Following its merger with Continental Airlines, United Airlines integrated its system with its partner airline this Saturday — and was confronted with a sudden array of glitches.
The two airlines, under the United Continental (NYSE:UAL) banner, have gone through a months-long process of IT synthesis to ensure that their operations melded successfully, with a special focus on smoothly combining their reservation platforms. The companies also trained a select 15,000 employees on the new software in the months following the merger.
However, Reuters reports that their reservation systems were struck by an unusual amount of errors and inconsistencies, resulting in a high volume of flight delays across the country this weekend. Broad services problems including jammed phone lines, and in particular malfunctioning kiosks, resulted in an inordinately high number of late flights. Around 25% of all domestic mainline flights were delayed past 30 minutes of stated departure on Saturday; the same number of flights experienced landing delays above 15 minutes through Sunday morning.
Express flights experienced significantly less delays, with slightly less than 13% of United Express flights experiencing delays in the 24 hours following systems integration.
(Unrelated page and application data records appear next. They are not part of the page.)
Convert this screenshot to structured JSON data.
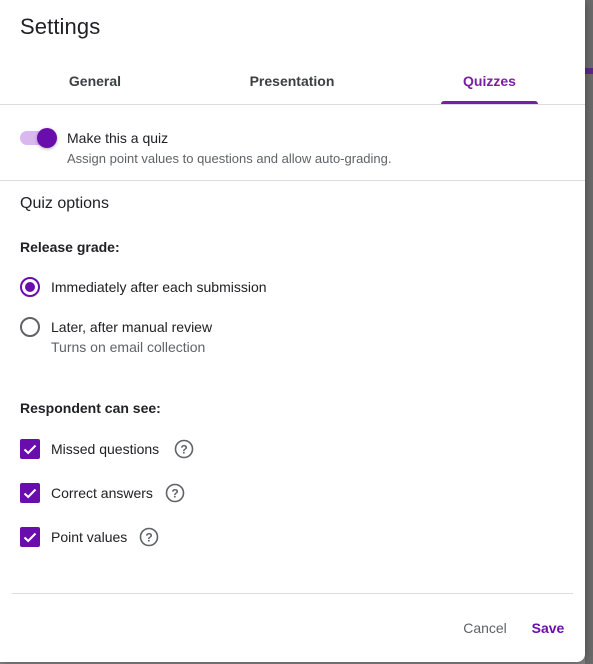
{
  "dialog": {
    "title": "Settings"
  },
  "tabs": [
    {
      "label": "General",
      "active": false
    },
    {
      "label": "Presentation",
      "active": false
    },
    {
      "label": "Quizzes",
      "active": true
    }
  ],
  "quiz_toggle": {
    "label": "Make this a quiz",
    "description": "Assign point values to questions and allow auto-grading.",
    "on": true
  },
  "quiz_options": {
    "title": "Quiz options",
    "release_grade": {
      "heading": "Release grade:",
      "options": [
        {
          "label": "Immediately after each submission",
          "checked": true
        },
        {
          "label": "Later, after manual review",
          "description": "Turns on email collection",
          "checked": false
        }
      ]
    },
    "respondent": {
      "heading": "Respondent can see:",
      "items": [
        {
          "label": "Missed questions",
          "checked": true,
          "icon": "help-icon"
        },
        {
          "label": "Correct answers",
          "checked": true,
          "icon": "help-icon"
        },
        {
          "label": "Point values",
          "checked": true,
          "icon": "help-icon"
        }
      ]
    }
  },
  "footer": {
    "cancel_label": "Cancel",
    "save_label": "Save"
  },
  "colors": {
    "accent": "#6a0dad",
    "tab_active": "#7b1fa2",
    "text": "#202124",
    "secondary_text": "#5f6368",
    "divider": "#dadce0"
  }
}
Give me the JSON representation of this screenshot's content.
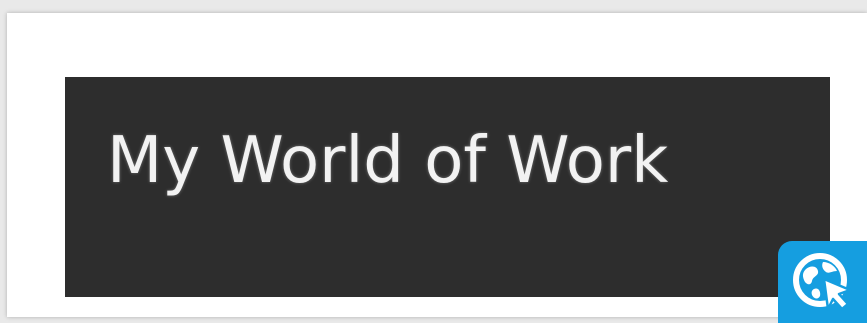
{
  "banner": {
    "title": "My World of Work",
    "background_color": "#2d2d2d",
    "text_color": "#f2f2f2"
  },
  "badge": {
    "icon": "globe-cursor-icon",
    "background_color": "#159ee0"
  }
}
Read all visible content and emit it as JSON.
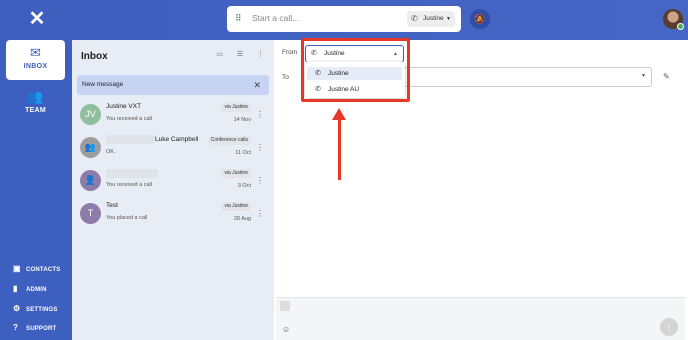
{
  "app": {
    "logo_icon": "x-logo-icon",
    "brand_color": "#3e5fbe",
    "highlight_color": "#e53828"
  },
  "callbar": {
    "placeholder": "Start a call...",
    "from_label": "Justine",
    "dialpad_icon": "dialpad-icon",
    "dnd_icon": "bell-off-icon"
  },
  "nav": {
    "inbox": "INBOX",
    "team": "TEAM",
    "contacts": "CONTACTS",
    "admin": "ADMIN",
    "settings": "SETTINGS",
    "support": "SUPPORT"
  },
  "inbox": {
    "title": "Inbox",
    "new_message": "New message",
    "conversations": [
      {
        "initials": "JV",
        "name": "Justine VXT",
        "sub": "You received a call",
        "badge": "via Justine",
        "date": "14 Nov",
        "avatar_color": "#8fbf9e"
      },
      {
        "initials": "",
        "name": "Luke Campbell",
        "sub": "OK.",
        "badge": "Conference calls",
        "date": "11 Oct",
        "avatar_color": "#9e9e9e"
      },
      {
        "initials": "",
        "name": "",
        "sub": "You received a call",
        "badge": "via Justine",
        "date": "3 Oct",
        "avatar_color": "#8d7ba8"
      },
      {
        "initials": "T",
        "name": "Test",
        "sub": "You placed a call",
        "badge": "via Justine",
        "date": "28 Aug",
        "avatar_color": "#8d7ba8"
      }
    ]
  },
  "compose": {
    "from_label": "From",
    "to_label": "To",
    "from_value": "Justine",
    "dropdown_options": [
      "Justine",
      "Justine AU"
    ],
    "selected_index": 0
  }
}
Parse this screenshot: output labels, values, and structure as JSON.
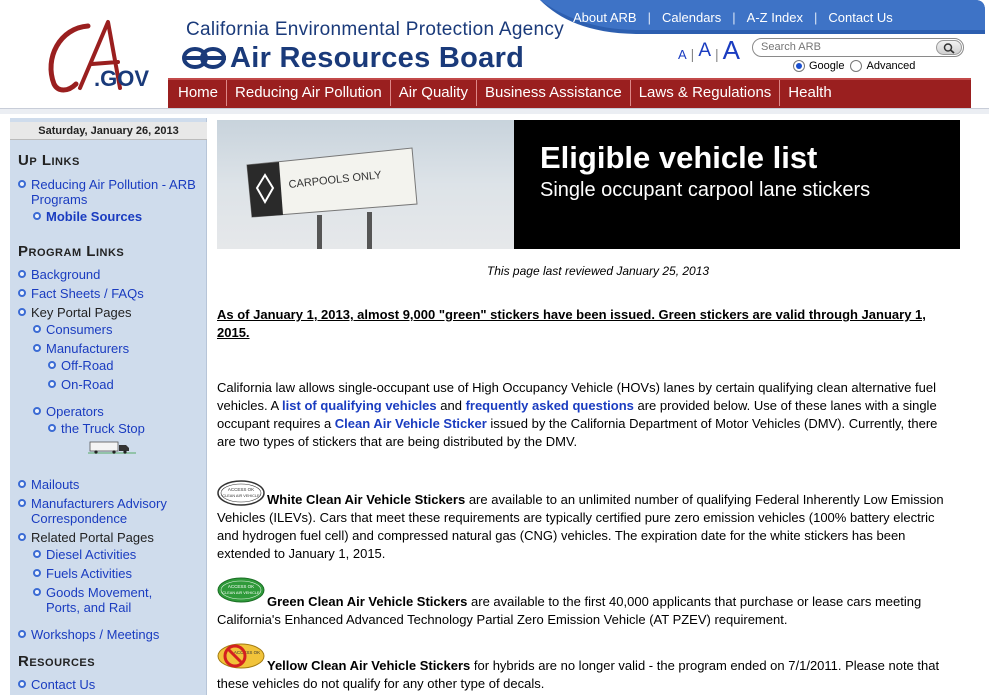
{
  "header": {
    "logo_text": "CA.GOV",
    "agency": "California Environmental Protection Agency",
    "board": "Air Resources Board",
    "utility_links": [
      "About ARB",
      "Calendars",
      "A-Z Index",
      "Contact Us"
    ],
    "text_size": [
      "A",
      "A",
      "A"
    ],
    "search": {
      "placeholder": "Search ARB",
      "option_google": "Google",
      "option_advanced": "Advanced"
    },
    "nav": [
      "Home",
      "Reducing Air Pollution",
      "Air Quality",
      "Business Assistance",
      "Laws & Regulations",
      "Health"
    ],
    "colors": {
      "brand_blue": "#1a3a7a",
      "nav_red": "#9a1f1f",
      "link_blue": "#1a3cc0"
    }
  },
  "sidebar": {
    "date": "Saturday, January 26, 2013",
    "up_links_heading": "Up Links",
    "up_links": [
      "Reducing Air Pollution - ARB Programs",
      "Mobile Sources"
    ],
    "program_links_heading": "Program Links",
    "program_links": {
      "background": "Background",
      "fact_sheets": "Fact Sheets / FAQs",
      "key_portal": "Key Portal Pages",
      "consumers": "Consumers",
      "manufacturers": "Manufacturers",
      "off_road": "Off-Road",
      "on_road": "On-Road",
      "operators": "Operators",
      "truck_stop": "the Truck Stop",
      "mailouts": "Mailouts",
      "mfr_advisory": "Manufacturers Advisory Correspondence",
      "related_portal": "Related Portal Pages",
      "diesel": "Diesel Activities",
      "fuels": "Fuels Activities",
      "goods": "Goods Movement, Ports, and Rail",
      "workshops": "Workshops / Meetings"
    },
    "resources_heading": "Resources",
    "contact_us": "Contact Us"
  },
  "content": {
    "banner_sign": "CARPOOLS ONLY",
    "banner_title": "Eligible vehicle list",
    "banner_subtitle": "Single occupant carpool lane stickers",
    "last_reviewed": "This page last reviewed January 25, 2013",
    "notice": "As of January 1, 2013, almost 9,000 \"green\" stickers have been issued. Green stickers are valid through January 1, 2015.",
    "intro": {
      "p1": "California law allows single-occupant use of High Occupancy Vehicle (HOVs) lanes by certain qualifying clean alternative fuel vehicles. A ",
      "link1": "list of qualifying vehicles",
      "p2": " and ",
      "link2": "frequently asked questions",
      "p3": " are provided below. Use of these lanes with a single occupant requires a ",
      "link3": "Clean Air Vehicle Sticker",
      "p4": " issued by the California Department of Motor Vehicles (DMV). Currently, there are two types of stickers that are being distributed by the DMV."
    },
    "white": {
      "title": "White Clean Air Vehicle Stickers",
      "text": " are available to an unlimited number of qualifying Federal Inherently Low Emission Vehicles (ILEVs). Cars that meet these requirements are typically certified pure zero emission vehicles (100% battery electric and hydrogen fuel cell) and compressed natural gas (CNG) vehicles. The expiration date for the white stickers has been extended to January 1, 2015."
    },
    "green": {
      "title": "Green Clean Air Vehicle Stickers",
      "text": " are available to the first 40,000 applicants that purchase or lease cars meeting California's Enhanced Advanced Technology Partial Zero Emission Vehicle (AT PZEV) requirement."
    },
    "yellow": {
      "title": "Yellow Clean Air Vehicle Stickers",
      "text": " for hybrids are no longer valid - the program ended on 7/1/2011. Please note that these vehicles do not qualify for any other type of decals."
    },
    "sticker_label": "ACCESS OK CLEAN AIR VEHICLE"
  }
}
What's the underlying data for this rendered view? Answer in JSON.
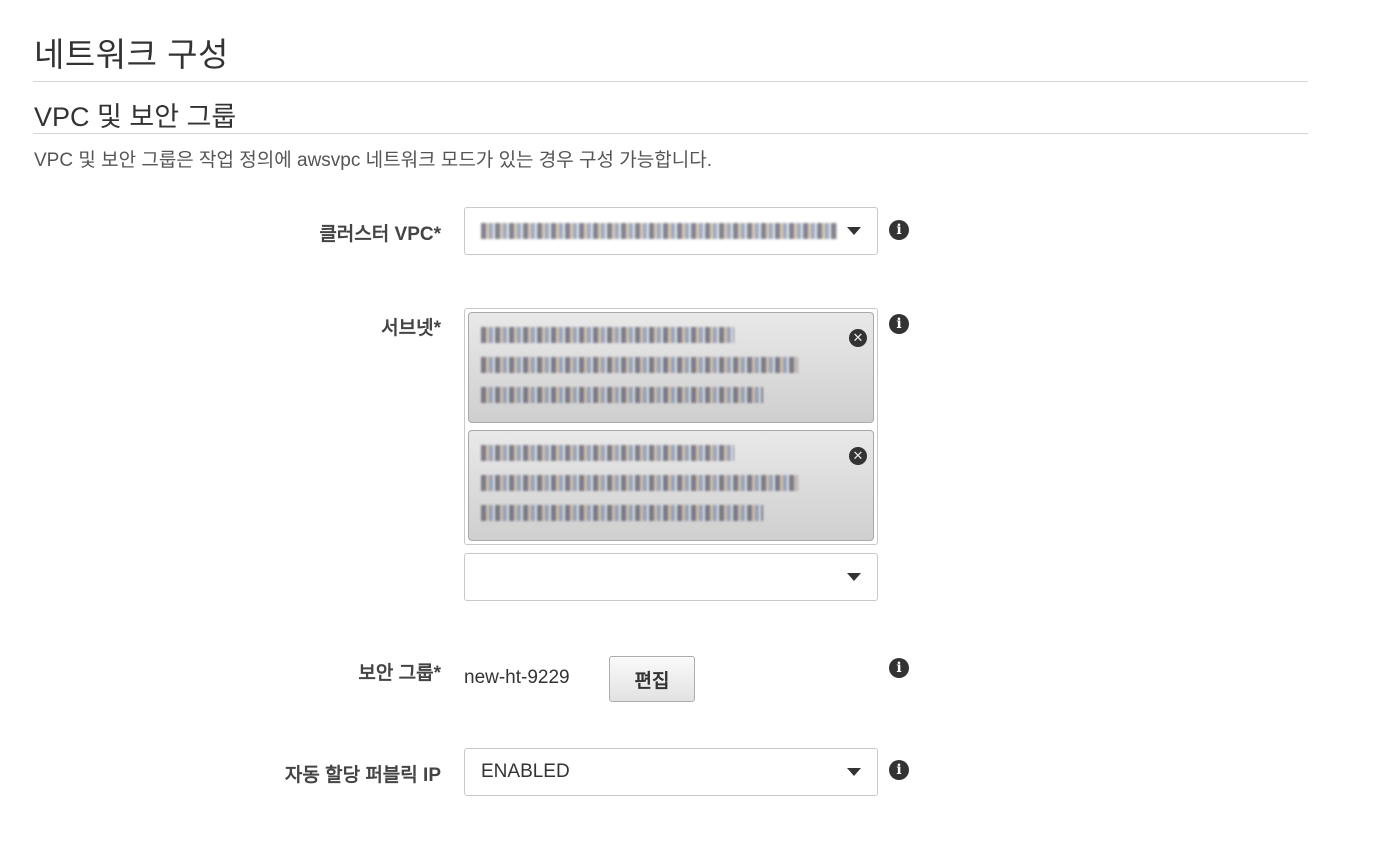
{
  "section": {
    "title": "네트워크 구성",
    "subtitle": "VPC 및 보안 그룹",
    "description": "VPC 및 보안 그룹은 작업 정의에 awsvpc 네트워크 모드가 있는 경우 구성 가능합니다."
  },
  "fields": {
    "vpc": {
      "label": "클러스터 VPC*"
    },
    "subnets": {
      "label": "서브넷*",
      "selected_count": 2
    },
    "security_group": {
      "label": "보안 그룹*",
      "value": "new-ht-9229",
      "edit_label": "편집"
    },
    "public_ip": {
      "label": "자동 할당 퍼블릭 IP",
      "value": "ENABLED"
    }
  },
  "icons": {
    "info": "info-icon",
    "dropdown": "chevron-down-icon",
    "remove": "close-icon"
  }
}
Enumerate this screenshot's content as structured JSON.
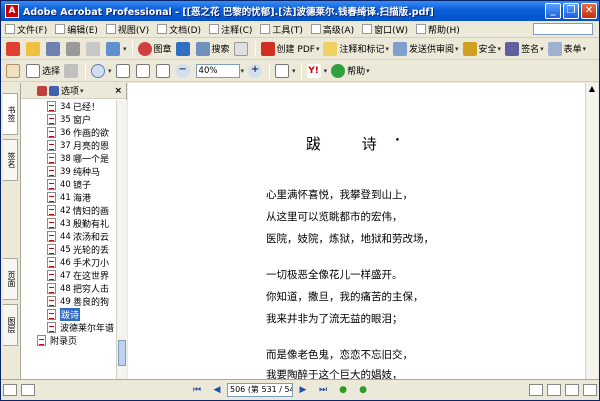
{
  "window": {
    "title": "Adobe Acrobat Professional - [[恶之花 巴黎的忧郁].[法]波德莱尔.钱春绮译.扫描版.pdf]",
    "app_icon": "acrobat-icon",
    "controls": {
      "minimize": "_",
      "restore": "❐",
      "close": "✕"
    }
  },
  "menubar": {
    "items": [
      "文件(F)",
      "编辑(E)",
      "视图(V)",
      "文档(D)",
      "注释(C)",
      "工具(T)",
      "高级(A)",
      "窗口(W)",
      "帮助(H)"
    ]
  },
  "toolbar1": {
    "snapshot_label": "图章",
    "search_label": "搜索",
    "create_pdf_label": "创建 PDF",
    "comment_label": "注释和标记",
    "review_label": "发送供审阅",
    "secure_label": "安全",
    "sign_label": "签名",
    "forms_label": "表单"
  },
  "toolbar2": {
    "select_label": "选择",
    "zoom_value": "40%",
    "help_label": "帮助"
  },
  "left_tabs": [
    "书签",
    "签名",
    "页面",
    "图层"
  ],
  "bookmarks": {
    "options_label": "选项",
    "close_label": "×",
    "items": [
      {
        "num": "34",
        "label": "已经！"
      },
      {
        "num": "35",
        "label": "窗户"
      },
      {
        "num": "36",
        "label": "作画的欲"
      },
      {
        "num": "37",
        "label": "月亮的恩"
      },
      {
        "num": "38",
        "label": "哪一个是"
      },
      {
        "num": "39",
        "label": "纯种马"
      },
      {
        "num": "40",
        "label": "镜子"
      },
      {
        "num": "41",
        "label": "海港"
      },
      {
        "num": "42",
        "label": "情妇的画"
      },
      {
        "num": "43",
        "label": "殷勤有礼"
      },
      {
        "num": "44",
        "label": "浓汤和云"
      },
      {
        "num": "45",
        "label": "光轮的丢"
      },
      {
        "num": "46",
        "label": "手术刀小"
      },
      {
        "num": "47",
        "label": "在这世界"
      },
      {
        "num": "48",
        "label": "把穷人击"
      },
      {
        "num": "49",
        "label": "善良的狗"
      },
      {
        "num": "",
        "label": "跋诗",
        "selected": true
      },
      {
        "num": "",
        "label": "波德莱尔年谱"
      }
    ],
    "appendix": "附录页"
  },
  "document": {
    "title": "跋 诗",
    "title_mark": "•",
    "lines": [
      "心里满怀喜悦，我攀登到山上，",
      "从这里可以览眺都市的宏伟，",
      "医院，妓院，炼狱，地狱和劳改场，",
      "",
      "一切极恶全像花儿一样盛开。",
      "你知道，撒旦，我的痛苦的主保，",
      "我来并非为了流无益的眼泪；",
      "",
      "而是像老色鬼，恋恋不忘旧交，",
      "我要陶醉于这个巨大的娼妓，"
    ]
  },
  "statusbar": {
    "page_value": "506 (第 531 / 544 页)"
  }
}
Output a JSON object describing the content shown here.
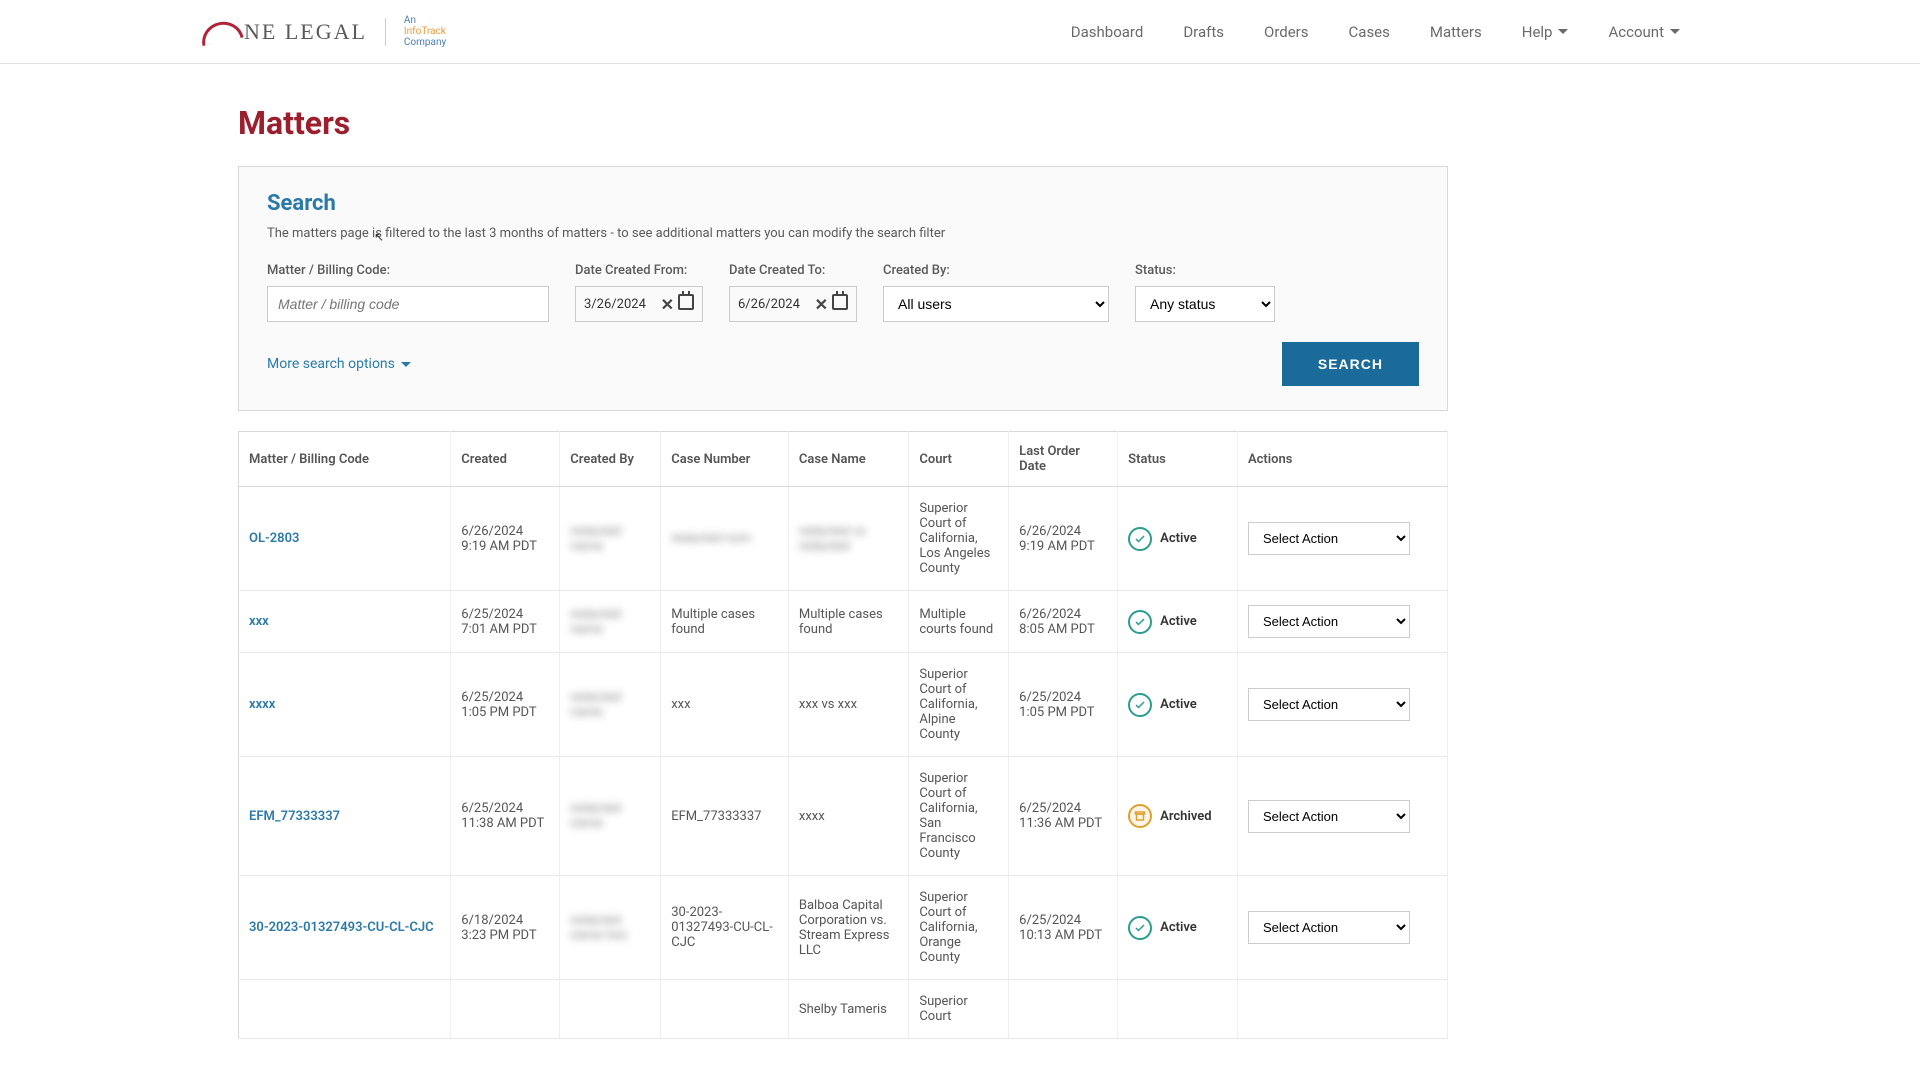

By 2:30 p.m. Sunday, the number of domestic mainline flights experiencing significant delay dipped slightly below 17%. Nevertheless, system problems persist, with United spokesperson Megan McCarthy claiming that “Our IT department still continues to fine-tune our system.”
Call volume also remains unusually high, with customer discontent mounting around protracted difficulties consolidating the miles earned separately under the now-merged airlines. While the initial rash of broad IT problems seems to be gradually smoothing, traveler anxiety nevertheless persists — especially since airlines have closed customer help desks in lieu of opening a higher volume of kiosks.
United is not the first airline to encounter system-integration IT problems; US Airways Group (NYSE:LCC) experienced a particularly choppy transition when merging the reservation systems of the former America West Airlines and US Airways in 2007. However, Delta Air Lines‘ (NYSE:DAL) 2008 systems merger with Northwest Airlines was markedly smoother than those of its competitors.
– Adam Patterson, InvestorPlace Assistant Editor